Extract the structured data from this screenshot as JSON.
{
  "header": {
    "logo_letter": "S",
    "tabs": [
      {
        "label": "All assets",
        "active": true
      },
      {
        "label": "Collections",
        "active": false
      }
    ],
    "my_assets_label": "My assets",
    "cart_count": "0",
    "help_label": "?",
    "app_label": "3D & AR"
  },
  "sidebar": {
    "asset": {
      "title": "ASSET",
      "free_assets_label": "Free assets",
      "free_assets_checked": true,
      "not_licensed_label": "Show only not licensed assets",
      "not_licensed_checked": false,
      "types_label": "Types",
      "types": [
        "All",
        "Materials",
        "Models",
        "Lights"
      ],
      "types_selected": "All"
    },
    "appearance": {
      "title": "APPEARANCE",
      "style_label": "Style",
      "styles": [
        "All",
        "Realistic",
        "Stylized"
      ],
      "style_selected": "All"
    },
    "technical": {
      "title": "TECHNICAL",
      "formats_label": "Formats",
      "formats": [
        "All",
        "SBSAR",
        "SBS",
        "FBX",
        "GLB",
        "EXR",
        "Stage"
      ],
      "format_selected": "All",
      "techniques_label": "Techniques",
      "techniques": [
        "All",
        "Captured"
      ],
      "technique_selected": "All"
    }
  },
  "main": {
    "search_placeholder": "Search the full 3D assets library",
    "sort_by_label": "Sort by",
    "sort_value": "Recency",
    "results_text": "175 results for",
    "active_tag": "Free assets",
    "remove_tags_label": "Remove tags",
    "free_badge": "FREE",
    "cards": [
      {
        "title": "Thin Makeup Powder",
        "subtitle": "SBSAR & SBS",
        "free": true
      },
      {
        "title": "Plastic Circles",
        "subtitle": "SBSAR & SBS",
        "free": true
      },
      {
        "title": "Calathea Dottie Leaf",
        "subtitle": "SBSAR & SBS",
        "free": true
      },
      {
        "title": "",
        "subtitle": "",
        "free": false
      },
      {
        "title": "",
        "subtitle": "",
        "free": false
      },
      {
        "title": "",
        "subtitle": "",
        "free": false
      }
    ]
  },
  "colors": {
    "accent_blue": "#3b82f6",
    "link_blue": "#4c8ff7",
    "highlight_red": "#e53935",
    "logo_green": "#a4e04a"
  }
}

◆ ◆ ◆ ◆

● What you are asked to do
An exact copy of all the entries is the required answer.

● Output
Extract the structured data from this screenshot as JSON.
{
  "header": {
    "logo_letter": "S",
    "tabs": [
      {
        "label": "All assets",
        "active": true
      },
      {
        "label": "Collections",
        "active": false
      }
    ],
    "my_assets_label": "My assets",
    "cart_count": "0",
    "help_label": "?",
    "app_label": "3D & AR"
  },
  "sidebar": {
    "asset": {
      "title": "ASSET",
      "free_assets_label": "Free assets",
      "free_assets_checked": true,
      "not_licensed_label": "Show only not licensed assets",
      "not_licensed_checked": false,
      "types_label": "Types",
      "types": [
        "All",
        "Materials",
        "Models",
        "Lights"
      ],
      "types_selected": "All"
    },
    "appearance": {
      "title": "APPEARANCE",
      "style_label": "Style",
      "styles": [
        "All",
        "Realistic",
        "Stylized"
      ],
      "style_selected": "All"
    },
    "technical": {
      "title": "TECHNICAL",
      "formats_label": "Formats",
      "formats": [
        "All",
        "SBSAR",
        "SBS",
        "FBX",
        "GLB",
        "EXR",
        "Stage"
      ],
      "format_selected": "All",
      "techniques_label": "Techniques",
      "techniques": [
        "All",
        "Captured"
      ],
      "technique_selected": "All"
    }
  },
  "main": {
    "search_placeholder": "Search the full 3D assets library",
    "sort_by_label": "Sort by",
    "sort_value": "Recency",
    "results_text": "175 results for",
    "active_tag": "Free assets",
    "remove_tags_label": "Remove tags",
    "free_badge": "FREE",
    "cards": [
      {
        "title": "Thin Makeup Powder",
        "subtitle": "SBSAR & SBS",
        "free": true
      },
      {
        "title": "Plastic Circles",
        "subtitle": "SBSAR & SBS",
        "free": true
      },
      {
        "title": "Calathea Dottie Leaf",
        "subtitle": "SBSAR & SBS",
        "free": true
      },
      {
        "title": "",
        "subtitle": "",
        "free": false
      },
      {
        "title": "",
        "subtitle": "",
        "free": false
      },
      {
        "title": "",
        "subtitle": "",
        "free": false
      }
    ]
  },
  "colors": {
    "accent_blue": "#3b82f6",
    "link_blue": "#4c8ff7",
    "highlight_red": "#e53935",
    "logo_green": "#a4e04a"
  }
}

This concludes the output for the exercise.